Change search
CiteExportLink to record
Permanent link

Direct link
Cite
Citation style
  • apa
  • ieee
  • modern-language-association-8th-edition
  • vancouver
  • Other style
More styles
Language
  • de-DE
  • en-GB
  • en-US
  • fi-FI
  • nn-NO
  • nn-NB
  • sv-SE
  • Other locale
More languages
Output format
  • html
  • text
  • asciidoc
  • rtf
Mary Shelley’s Unrealised Vision: The Cinematic Evolution of Frankenstein’s Monster
Stockholm University, Faculty of Humanities, Department of English.
2014 (English)Independent thesis Basic level (degree of Bachelor), 10 credits / 15 HE creditsStudent thesis
Abstract [en]

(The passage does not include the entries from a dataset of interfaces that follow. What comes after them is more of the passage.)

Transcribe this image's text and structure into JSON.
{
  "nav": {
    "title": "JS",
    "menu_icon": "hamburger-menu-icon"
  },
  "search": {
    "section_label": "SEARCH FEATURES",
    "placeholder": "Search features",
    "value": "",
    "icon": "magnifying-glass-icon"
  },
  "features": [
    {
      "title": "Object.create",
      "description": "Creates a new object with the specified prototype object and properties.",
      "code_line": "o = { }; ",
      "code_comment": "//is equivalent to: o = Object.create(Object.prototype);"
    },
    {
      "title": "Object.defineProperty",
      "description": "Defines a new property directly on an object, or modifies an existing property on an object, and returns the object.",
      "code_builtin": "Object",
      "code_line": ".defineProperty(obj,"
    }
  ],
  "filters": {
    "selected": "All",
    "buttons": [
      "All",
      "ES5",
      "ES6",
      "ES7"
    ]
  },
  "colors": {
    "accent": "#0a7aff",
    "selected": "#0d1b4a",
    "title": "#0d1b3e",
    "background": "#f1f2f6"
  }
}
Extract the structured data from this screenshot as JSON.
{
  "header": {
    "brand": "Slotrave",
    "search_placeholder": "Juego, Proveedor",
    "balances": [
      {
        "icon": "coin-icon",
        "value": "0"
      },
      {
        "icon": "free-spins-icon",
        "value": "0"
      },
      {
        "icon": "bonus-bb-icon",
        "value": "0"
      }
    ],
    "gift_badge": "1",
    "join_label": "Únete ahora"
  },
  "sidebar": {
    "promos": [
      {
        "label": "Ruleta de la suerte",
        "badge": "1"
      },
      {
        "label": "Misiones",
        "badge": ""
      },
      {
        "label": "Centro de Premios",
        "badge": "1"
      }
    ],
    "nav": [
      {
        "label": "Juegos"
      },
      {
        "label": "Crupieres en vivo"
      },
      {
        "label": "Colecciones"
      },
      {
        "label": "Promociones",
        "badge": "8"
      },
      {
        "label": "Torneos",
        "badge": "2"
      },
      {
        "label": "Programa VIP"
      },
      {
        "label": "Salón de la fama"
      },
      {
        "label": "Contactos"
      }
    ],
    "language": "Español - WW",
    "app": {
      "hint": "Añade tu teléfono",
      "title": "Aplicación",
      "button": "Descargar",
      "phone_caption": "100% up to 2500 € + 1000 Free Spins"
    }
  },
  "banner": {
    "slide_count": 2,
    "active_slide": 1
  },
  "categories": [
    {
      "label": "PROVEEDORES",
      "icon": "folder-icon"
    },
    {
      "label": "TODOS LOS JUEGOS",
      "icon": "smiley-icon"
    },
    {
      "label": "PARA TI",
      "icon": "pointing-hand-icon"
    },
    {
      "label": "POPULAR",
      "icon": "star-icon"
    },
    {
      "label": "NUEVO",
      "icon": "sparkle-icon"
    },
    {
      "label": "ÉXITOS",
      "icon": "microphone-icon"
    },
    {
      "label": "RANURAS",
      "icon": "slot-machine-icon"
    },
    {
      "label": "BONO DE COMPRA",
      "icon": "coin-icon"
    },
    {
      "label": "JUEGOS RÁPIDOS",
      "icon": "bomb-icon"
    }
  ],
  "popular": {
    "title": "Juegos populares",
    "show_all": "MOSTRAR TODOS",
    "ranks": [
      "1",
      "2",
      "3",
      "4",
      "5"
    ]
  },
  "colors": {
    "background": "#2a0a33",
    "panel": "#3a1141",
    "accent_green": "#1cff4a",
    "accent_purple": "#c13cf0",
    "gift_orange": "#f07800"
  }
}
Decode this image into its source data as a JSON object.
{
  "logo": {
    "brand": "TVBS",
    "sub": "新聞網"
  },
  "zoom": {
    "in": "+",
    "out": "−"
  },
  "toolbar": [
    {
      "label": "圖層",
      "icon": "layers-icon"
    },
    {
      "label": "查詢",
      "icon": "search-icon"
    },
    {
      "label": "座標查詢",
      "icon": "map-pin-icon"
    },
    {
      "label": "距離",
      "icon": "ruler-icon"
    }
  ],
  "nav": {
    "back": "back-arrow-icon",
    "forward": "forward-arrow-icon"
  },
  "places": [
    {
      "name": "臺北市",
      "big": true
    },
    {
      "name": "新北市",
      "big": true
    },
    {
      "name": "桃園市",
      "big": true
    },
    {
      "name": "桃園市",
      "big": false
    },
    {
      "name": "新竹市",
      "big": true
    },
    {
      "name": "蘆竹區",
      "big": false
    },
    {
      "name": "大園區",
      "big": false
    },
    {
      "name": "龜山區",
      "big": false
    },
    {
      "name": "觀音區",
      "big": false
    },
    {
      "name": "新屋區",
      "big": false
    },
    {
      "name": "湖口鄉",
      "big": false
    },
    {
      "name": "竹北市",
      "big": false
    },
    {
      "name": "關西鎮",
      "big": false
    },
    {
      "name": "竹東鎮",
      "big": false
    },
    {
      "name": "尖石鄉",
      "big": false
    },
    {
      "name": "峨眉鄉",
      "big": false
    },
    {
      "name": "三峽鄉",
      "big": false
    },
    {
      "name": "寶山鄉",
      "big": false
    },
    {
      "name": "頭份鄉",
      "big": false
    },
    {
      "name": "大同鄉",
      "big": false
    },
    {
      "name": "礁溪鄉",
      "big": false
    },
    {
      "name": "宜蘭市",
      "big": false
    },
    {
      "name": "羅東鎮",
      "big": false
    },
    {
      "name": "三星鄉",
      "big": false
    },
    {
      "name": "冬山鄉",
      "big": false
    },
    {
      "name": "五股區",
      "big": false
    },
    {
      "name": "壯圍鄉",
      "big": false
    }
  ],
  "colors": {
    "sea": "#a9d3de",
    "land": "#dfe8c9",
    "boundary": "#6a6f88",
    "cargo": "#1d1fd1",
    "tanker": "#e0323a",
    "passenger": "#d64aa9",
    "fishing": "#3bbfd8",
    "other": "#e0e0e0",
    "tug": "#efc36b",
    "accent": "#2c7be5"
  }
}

Mary Shelley’s novel Frankenstein has been the direct source for many adaptations on stage, television and film, and an indirect source for innumerable hybrid versions. One of the central premises of Julie Sanders’s Adaptation and Appropriation (2006) is that adaptations go through a movement of proximation that brings them closer to the audience’s cultural and social spheres. This essay looks at how this movement of proximation has impacted the monster’s form and behaviour and concludes that this is the main reason Shelley’s vision of her monster has rarely been accurately reproduced on screen.

It is clearly impossible for an essay of this length to adequately cover the vast number of adaptations spawned by Frankenstein. It is clear that James Whale’s Frankenstein (1931), where the monster has a bolt through its neck and a stitched forehead, created the stereotype that has been the source for many other Frankenstein film adaptations. However, contemporary film adaptations cater to target audiences and specific genres, while also reflecting the current political climate and technological innovations. The conclusion reached here is that while the form and behaviour of Frankenstein’s monster in film has inevitably been revised over the years, precisely as a result of social and cultural factors, it is the stereotype created by Whale that has prevailed over the figure produced by Shelley. This, in turn, supports and confirms Sanders’s theory of movement of proximation.

Place, publisher, year, edition, pages
2014. , 20 p.
Keyword [en]
Shelley, monster, form, behaviour, adaptation, film, audience
National Category
Specific Literatures
Identifiers
URN: urn:nbn:se:su:diva-104476OAI: oai:DiVA.org:su-104476DiVA: diva2:723403
Supervisors
Examiners
Available from: 2014-09-29 Created: 2014-06-10 Last updated: 2014-09-29Bibliographically approved

Open Access in DiVA

fulltext(305 kB)827 downloads
File information
File name FULLTEXT01.pdfFile size 305 kBChecksum SHA-512
643aaba3a87ba3ec07e999a22601f6a3e1cfa48ec83219b7bf81a3cbaabcd3ab756dd43e593f65b0dc078d66f2429ffaf3220240164d05448276537c1a2f44d5
Type fulltextMimetype application/pdf

By organisation
Department of English
Specific Literatures

Search outside of DiVA

GoogleGoogle Scholar
Total: 827 downloads
The number of downloads is the sum of all downloads of full texts. It may include eg previous versions that are now no longer available

urn-nbn

Altmetric score

urn-nbn
Total: 818 hits
CiteExportLink to record
Permanent link

Direct link
Cite
Citation style
  • apa
  • ieee
  • modern-language-association-8th-edition
  • vancouver
  • Other style
More styles
Language
  • de-DE
  • en-GB
  • en-US
  • fi-FI
  • nn-NO
  • nn-NB
  • sv-SE
  • Other locale
More languages
Output format
  • html
  • text
  • asciidoc
  • rtf